Alex Schiff is the founder and CEO of Fetchnotes, a TechStars Boston company that makes productivity as simple as a tweet.
Previously, he was the Vice President of Benzinga, a Lightbank-backed financial media outlet. He attended the University of Michigan's Ross School of Business for 3 years before leaving to pursue entrepreneurship full-time.
What was your source of motivation in starting Fetchnotes? And what would you say are the key objectives behind it?
I was personally having trouble keeping track of my own increasingly busy life. I was missing deadlines, forgetting to follow up with people, and genuinely just felt disorganized and out of control. I tried a bunch of tools to no avail, and eventually I started asking people about the things they used and everyone complained endlessly about how everything they tried was too rigid or how it was the "4th or 5th thing I've tried in the past 3 months." I've always been scratching a personal itch with this company, but I've also always made sure that I'm not the only itch I'm scratching.
What did you learn during your experience that no school would have been able to teach you?
You learn how to create your own opportunities. School tends to be reactionary — you do an assignment within the confines of its requirements. But that's just not how anything interesting ever happens. You can probably be moderately successful following the rules all your life, but you'll never do anything extraordinary. And I'd rather spend my life chasing the extraordinary and never get there than settle for mediocrity.
Fetchnotes participated in TechStars Boston in 2012. What lessons were taught that apply to how you run your business now?
I learned that leadership isn't necessarily about productivity or being a great operator. It's about inspiring others, weathering storms, setting priorities, telling your story, holding people accountable and ensuring that everyone on the team grows and develops both as individuals and as a unit. When I interviewed for the TechStars program, I asked Katie Rae what made the Boston program unique from the other locations.
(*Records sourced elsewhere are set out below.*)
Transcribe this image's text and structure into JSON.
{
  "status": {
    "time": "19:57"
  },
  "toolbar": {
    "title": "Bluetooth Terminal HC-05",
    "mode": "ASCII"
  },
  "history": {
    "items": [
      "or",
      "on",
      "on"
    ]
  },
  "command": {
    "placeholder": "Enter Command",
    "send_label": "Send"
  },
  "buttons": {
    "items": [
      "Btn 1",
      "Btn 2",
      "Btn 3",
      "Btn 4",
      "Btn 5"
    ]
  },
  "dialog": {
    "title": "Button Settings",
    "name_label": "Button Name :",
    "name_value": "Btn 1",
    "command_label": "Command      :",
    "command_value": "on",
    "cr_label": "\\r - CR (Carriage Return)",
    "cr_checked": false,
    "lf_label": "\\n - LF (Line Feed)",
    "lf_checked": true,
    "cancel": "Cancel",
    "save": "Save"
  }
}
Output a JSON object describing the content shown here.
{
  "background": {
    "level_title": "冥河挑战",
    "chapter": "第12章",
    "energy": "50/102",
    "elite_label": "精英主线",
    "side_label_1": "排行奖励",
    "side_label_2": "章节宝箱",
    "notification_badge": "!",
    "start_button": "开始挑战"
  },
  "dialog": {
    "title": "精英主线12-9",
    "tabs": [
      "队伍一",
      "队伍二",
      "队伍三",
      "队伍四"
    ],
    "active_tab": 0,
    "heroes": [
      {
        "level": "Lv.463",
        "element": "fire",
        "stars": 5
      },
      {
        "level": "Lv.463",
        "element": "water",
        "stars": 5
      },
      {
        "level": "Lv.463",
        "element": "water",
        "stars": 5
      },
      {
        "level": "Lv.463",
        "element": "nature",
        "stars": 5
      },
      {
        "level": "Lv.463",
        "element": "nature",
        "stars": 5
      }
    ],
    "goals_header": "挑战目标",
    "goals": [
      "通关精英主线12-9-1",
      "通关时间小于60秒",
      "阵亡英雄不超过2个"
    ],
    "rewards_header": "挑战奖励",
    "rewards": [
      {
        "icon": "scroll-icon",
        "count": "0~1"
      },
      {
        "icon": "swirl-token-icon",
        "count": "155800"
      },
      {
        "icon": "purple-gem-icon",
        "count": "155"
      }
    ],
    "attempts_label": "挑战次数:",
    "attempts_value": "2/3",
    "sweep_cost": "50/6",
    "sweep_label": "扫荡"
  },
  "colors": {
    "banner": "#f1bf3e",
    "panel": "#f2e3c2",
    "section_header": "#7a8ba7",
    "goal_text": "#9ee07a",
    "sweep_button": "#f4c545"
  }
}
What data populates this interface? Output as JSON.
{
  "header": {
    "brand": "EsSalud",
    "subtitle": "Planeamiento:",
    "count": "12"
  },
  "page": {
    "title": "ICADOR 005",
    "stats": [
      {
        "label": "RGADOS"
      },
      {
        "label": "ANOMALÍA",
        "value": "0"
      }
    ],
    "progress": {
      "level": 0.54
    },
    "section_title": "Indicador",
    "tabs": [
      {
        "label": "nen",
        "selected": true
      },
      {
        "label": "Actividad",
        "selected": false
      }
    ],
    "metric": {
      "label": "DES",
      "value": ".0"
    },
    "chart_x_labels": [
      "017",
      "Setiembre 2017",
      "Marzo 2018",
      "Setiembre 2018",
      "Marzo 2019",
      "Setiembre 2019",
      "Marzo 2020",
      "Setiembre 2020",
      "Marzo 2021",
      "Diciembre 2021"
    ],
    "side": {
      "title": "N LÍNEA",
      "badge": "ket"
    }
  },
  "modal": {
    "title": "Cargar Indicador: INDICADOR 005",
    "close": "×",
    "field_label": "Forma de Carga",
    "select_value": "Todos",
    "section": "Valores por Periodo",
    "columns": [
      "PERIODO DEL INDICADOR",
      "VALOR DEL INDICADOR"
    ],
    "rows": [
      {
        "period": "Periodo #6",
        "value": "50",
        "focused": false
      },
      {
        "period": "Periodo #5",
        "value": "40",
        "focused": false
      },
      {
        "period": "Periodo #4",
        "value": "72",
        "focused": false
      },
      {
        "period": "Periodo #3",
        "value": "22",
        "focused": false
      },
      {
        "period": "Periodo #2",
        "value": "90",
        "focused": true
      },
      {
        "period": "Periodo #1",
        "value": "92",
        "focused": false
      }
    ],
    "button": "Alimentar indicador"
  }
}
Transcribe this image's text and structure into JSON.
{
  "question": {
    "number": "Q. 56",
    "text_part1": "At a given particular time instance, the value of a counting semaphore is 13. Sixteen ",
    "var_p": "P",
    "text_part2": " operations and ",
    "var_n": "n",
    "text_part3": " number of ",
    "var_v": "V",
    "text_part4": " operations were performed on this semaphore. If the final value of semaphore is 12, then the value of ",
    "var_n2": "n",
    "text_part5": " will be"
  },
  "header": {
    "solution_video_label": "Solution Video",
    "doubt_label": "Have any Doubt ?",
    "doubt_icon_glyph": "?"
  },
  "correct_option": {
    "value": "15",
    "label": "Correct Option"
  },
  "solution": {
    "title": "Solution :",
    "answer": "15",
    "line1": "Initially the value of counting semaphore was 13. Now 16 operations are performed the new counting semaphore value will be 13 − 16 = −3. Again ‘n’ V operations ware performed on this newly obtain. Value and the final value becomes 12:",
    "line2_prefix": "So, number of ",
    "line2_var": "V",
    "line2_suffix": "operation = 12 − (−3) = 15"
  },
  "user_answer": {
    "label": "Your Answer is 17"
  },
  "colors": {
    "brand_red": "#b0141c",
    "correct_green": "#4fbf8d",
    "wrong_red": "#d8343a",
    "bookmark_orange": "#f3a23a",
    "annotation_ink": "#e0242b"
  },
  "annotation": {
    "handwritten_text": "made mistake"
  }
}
She told me that here they pride themselves on developing their CEOs as leaders, and I couldn't be more thankful for that.
As an entrepreneur, what do believe are the core values behind creating a successful venture?
Be in love with the problem you are solving and the people you are solving it with. As long as that remains true, you can never fail. Be curious, experiment, see what sticks...but above all else always, always act with integrity and be grateful for the opportunity you've been given. You don't realize how lucky you are.
There are tons of organizational and productivity apps out there. What distinguishes your brand from the others that are on the market?
We take a kind of quirky view on productivity by saying 1) everyone's brain and the way they interact with the things they need to do is extremely different and 2) our job isn't to make you more productive, it's to make you happier and less stressed out. That's why we architect everything to work the way YOU do, because you decide how it works as you use the product. The way you hashtag your thoughts builds your system rather than us imposing one on you. We purposely don't have a lot of the things that other task management and note-taking apps have because we prioritize flexibility over feature list. We also have a lot of stuff in the work to make the product smarter, not just better :)
Where do you see Fetchnotes in the future and how do you plan to achieve this goal?
Haha! I always hate this question because it's so open-ended, but everyone asks. I'll just say this, in 5 years I don't want people to be saying, "Yeah will you just send me an email to remind me to do it?" I want them to be saying, "Just fetchnote that to me and it'll get done!"
Any last words of advice for up-and-coming entrepreneurs?
Embrace the insanity of what you're doing. Who wants to be normal nowadays anyway?
Serge E. | Elite.